Despite a choke being a type of inductor, it has a design, functionality, and application that sets it apart from other inductor designs. Physically, this electrical component looks like a donut-shaped core and has an insulated wire wrapped around it.
As its name implies, primarily, a choke restricts or cuts off high-frequency components from alternating currents flowing through it. It allows only low-frequency currents, including direct currents to pass through. Therefore, a choke eliminates most of the high-frequency currents and allows only low-frequency and DC currents to pass through to the load.
Another function of the choke is its ability to restrict a steep rise and fall of current and voltage in circuits. A fast rise in voltage can damage insulation. Conversely, a choke can also generate high voltages such as those necessary to strike an arc for starting fluorescent tubes.

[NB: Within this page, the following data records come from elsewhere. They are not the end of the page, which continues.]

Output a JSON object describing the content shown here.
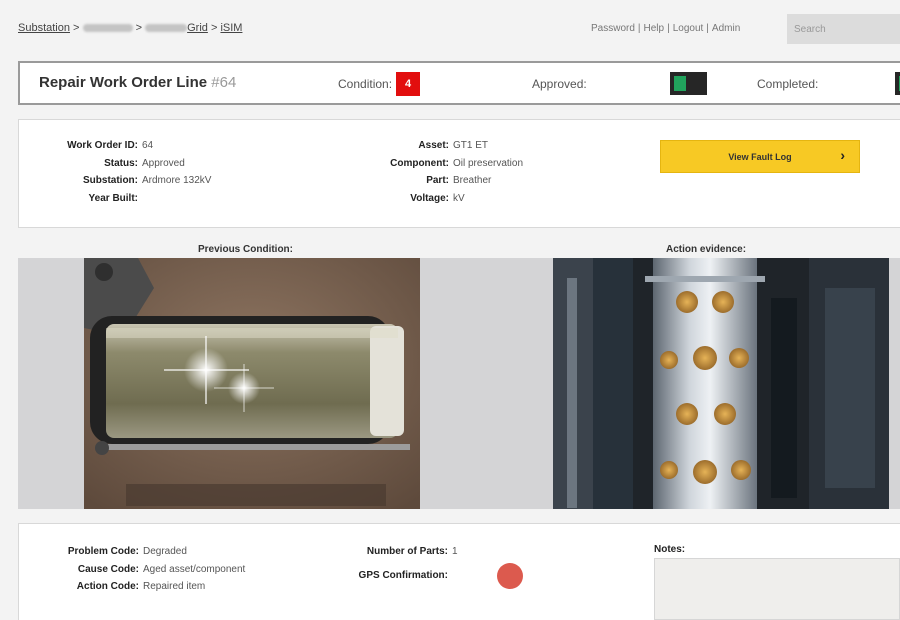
{
  "breadcrumb": {
    "root": "Substation",
    "sep": ">",
    "grid": "Grid",
    "current": "iSIM"
  },
  "topnav": {
    "links": [
      "Password",
      "Help",
      "Logout",
      "Admin"
    ],
    "sep": "|"
  },
  "search": {
    "placeholder": "Search"
  },
  "header": {
    "title": "Repair Work Order Line",
    "number": "#64",
    "condition_label": "Condition:",
    "condition_value": "4",
    "approved_label": "Approved:",
    "completed_label": "Completed:"
  },
  "info": {
    "left": [
      {
        "key": "Work Order ID:",
        "value": "64"
      },
      {
        "key": "Status:",
        "value": "Approved"
      },
      {
        "key": "Substation:",
        "value": "Ardmore 132kV"
      },
      {
        "key": "Year Built:",
        "value": ""
      }
    ],
    "middle": [
      {
        "key": "Asset:",
        "value": "GT1 ET"
      },
      {
        "key": "Component:",
        "value": "Oil preservation"
      },
      {
        "key": "Part:",
        "value": "Breather"
      },
      {
        "key": "Voltage:",
        "value": "kV"
      }
    ],
    "fault_button": "View Fault Log"
  },
  "images": {
    "previous_title": "Previous Condition:",
    "evidence_title": "Action evidence:"
  },
  "bottom": {
    "left": [
      {
        "key": "Problem Code:",
        "value": "Degraded"
      },
      {
        "key": "Cause Code:",
        "value": "Aged asset/component"
      },
      {
        "key": "Action Code:",
        "value": "Repaired item"
      }
    ],
    "parts_label": "Number of Parts:",
    "parts_value": "1",
    "gps_label": "GPS Confirmation:",
    "notes_label": "Notes:"
  },
  "colors": {
    "condition_badge": "#e20e0e",
    "toggle_on": "#21a35d",
    "fault_button": "#f7c924",
    "gps_indicator": "#dc5a4e"
  }
}
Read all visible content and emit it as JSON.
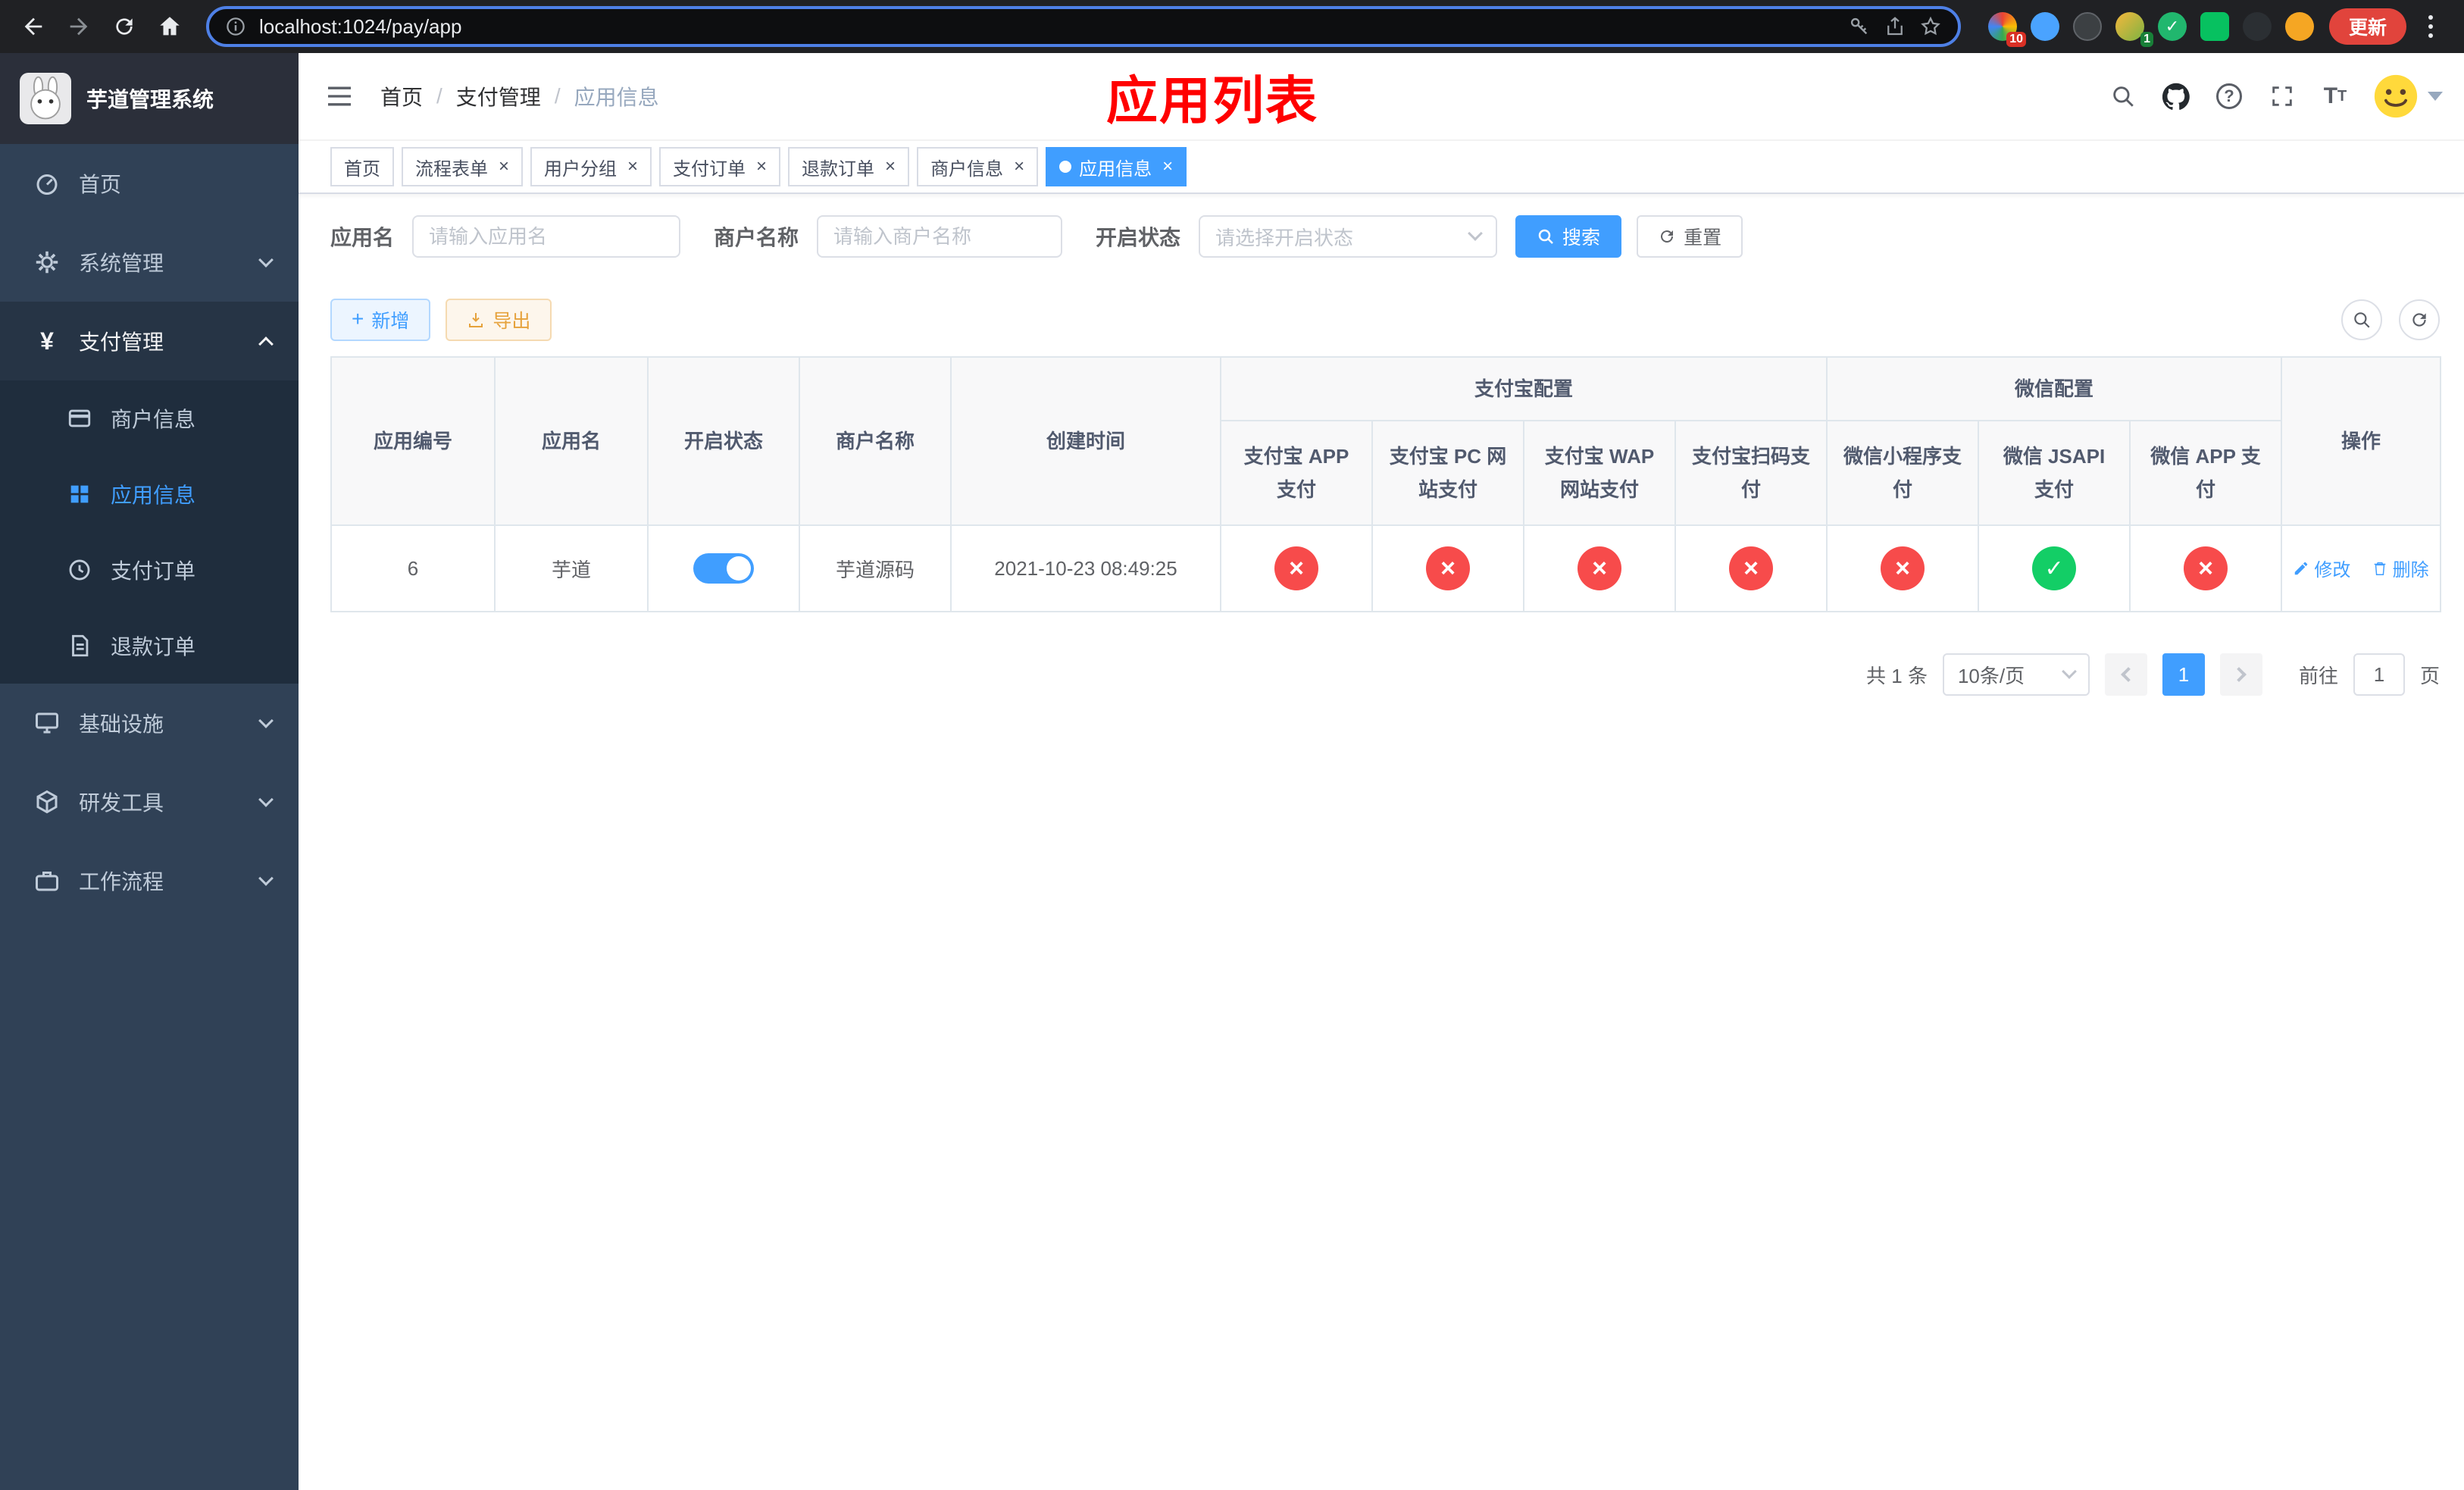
{
  "browser": {
    "url": "localhost:1024/pay/app",
    "update_label": "更新",
    "extension_badge_1": "10",
    "extension_badge_2": "1"
  },
  "sidebar": {
    "title": "芋道管理系统",
    "menu": [
      {
        "label": "首页",
        "icon": "dashboard-icon"
      },
      {
        "label": "系统管理",
        "icon": "gear-icon"
      },
      {
        "label": "支付管理",
        "icon": "yen-icon"
      },
      {
        "label": "商户信息",
        "icon": "card-icon"
      },
      {
        "label": "应用信息",
        "icon": "grid-icon"
      },
      {
        "label": "支付订单",
        "icon": "clock-icon"
      },
      {
        "label": "退款订单",
        "icon": "document-icon"
      },
      {
        "label": "基础设施",
        "icon": "monitor-icon"
      },
      {
        "label": "研发工具",
        "icon": "cube-icon"
      },
      {
        "label": "工作流程",
        "icon": "briefcase-icon"
      }
    ]
  },
  "header": {
    "breadcrumb": [
      "首页",
      "支付管理",
      "应用信息"
    ],
    "annotation": "应用列表"
  },
  "tabs": [
    {
      "label": "首页",
      "closable": false,
      "active": false
    },
    {
      "label": "流程表单",
      "closable": true,
      "active": false
    },
    {
      "label": "用户分组",
      "closable": true,
      "active": false
    },
    {
      "label": "支付订单",
      "closable": true,
      "active": false
    },
    {
      "label": "退款订单",
      "closable": true,
      "active": false
    },
    {
      "label": "商户信息",
      "closable": true,
      "active": false
    },
    {
      "label": "应用信息",
      "closable": true,
      "active": true
    }
  ],
  "filter": {
    "app_name_label": "应用名",
    "app_name_placeholder": "请输入应用名",
    "merchant_label": "商户名称",
    "merchant_placeholder": "请输入商户名称",
    "status_label": "开启状态",
    "status_placeholder": "请选择开启状态",
    "search_label": "搜索",
    "reset_label": "重置"
  },
  "toolbar": {
    "add_label": "新增",
    "export_label": "导出"
  },
  "table": {
    "columns": {
      "app_id": "应用编号",
      "app_name": "应用名",
      "status": "开启状态",
      "merchant": "商户名称",
      "created": "创建时间",
      "alipay_group": "支付宝配置",
      "alipay_app": "支付宝 APP 支付",
      "alipay_pc": "支付宝 PC 网站支付",
      "alipay_wap": "支付宝 WAP 网站支付",
      "alipay_qr": "支付宝扫码支付",
      "wechat_group": "微信配置",
      "wechat_mini": "微信小程序支付",
      "wechat_jsapi": "微信 JSAPI 支付",
      "wechat_app": "微信 APP 支付",
      "actions": "操作"
    },
    "rows": [
      {
        "app_id": "6",
        "app_name": "芋道",
        "status_on": true,
        "merchant": "芋道源码",
        "created": "2021-10-23 08:49:25",
        "configs": [
          false,
          false,
          false,
          false,
          false,
          true,
          false
        ],
        "edit_label": "修改",
        "delete_label": "删除"
      }
    ]
  },
  "pagination": {
    "total": "共 1 条",
    "page_size": "10条/页",
    "current_page": "1",
    "goto_label": "前往",
    "goto_value": "1",
    "goto_unit": "页"
  },
  "colors": {
    "accent": "#409eff",
    "danger": "#f74b4b",
    "success": "#13ce66",
    "sidebar_bg": "#304156",
    "submenu_bg": "#1f2d3d",
    "annotation_red": "#ff0000",
    "chrome_bg": "#202124",
    "update_button_bg": "#e1443c"
  },
  "icons": {
    "close": "×",
    "check": "✓",
    "cross": "×",
    "currency": "¥",
    "help": "?"
  }
}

On the other hand, inductors primarily store electrical energy as a magnetic field when current passes through them. For this purpose, inductors typically have a magnetic core wrapped with an insulated coil. Therefore, all chokes are inductors, but the reverse is not true—not all inductors are chokes. Many technologies use inductors for various functions.
For instance, inductors are necessary to filter a band of frequencies by increasing the impedance for these frequencies. Inductors also act as proximity sensors without making physical contact, as the magnetic fields of the inductor and the object can interact. Multiple inductors, using the same magnetic field, constitute a transformer that can effectively transform, or step-up or step-down voltages. Inductors typically arranged circularly around a motor shaft, can interact with other stationary inductors to provide the torque necessary to rotate the motor shaft. Switching power supplies use inductors to temporarily store and supply electrical energy in and from their magnetic fields.
An inductor has a much wider functionality as compared to a choke. For instance, an inductor acts as a choke when filtering high-frequency signals. While the choke’s primary function is to remove high-frequency signals and allow low-frequencies and DC signals to pass through, the primary function of an inductor is to store energy in its magnetic field.
In RF circuits, a choke typically protects against the ingress of high-frequency signals, assuring operational stability. On the other hand, an inductor, in parallel or in series with a capacitor can act as a tuned circuit. Such tuned circuits allow the RF circuit to oscillate at a specific band of frequencies as determined by the inductor and capacitor combination.
Both chokes and inductors are critical in circuits that must conform to EMI/EMC or electromagnetic interference and compatibility standards. They block the generation and reception of unwanted signal frequencies in equipment. They prevent the electromagnetic spectrum of the device from increasing beyond a specified level as directed by the standards.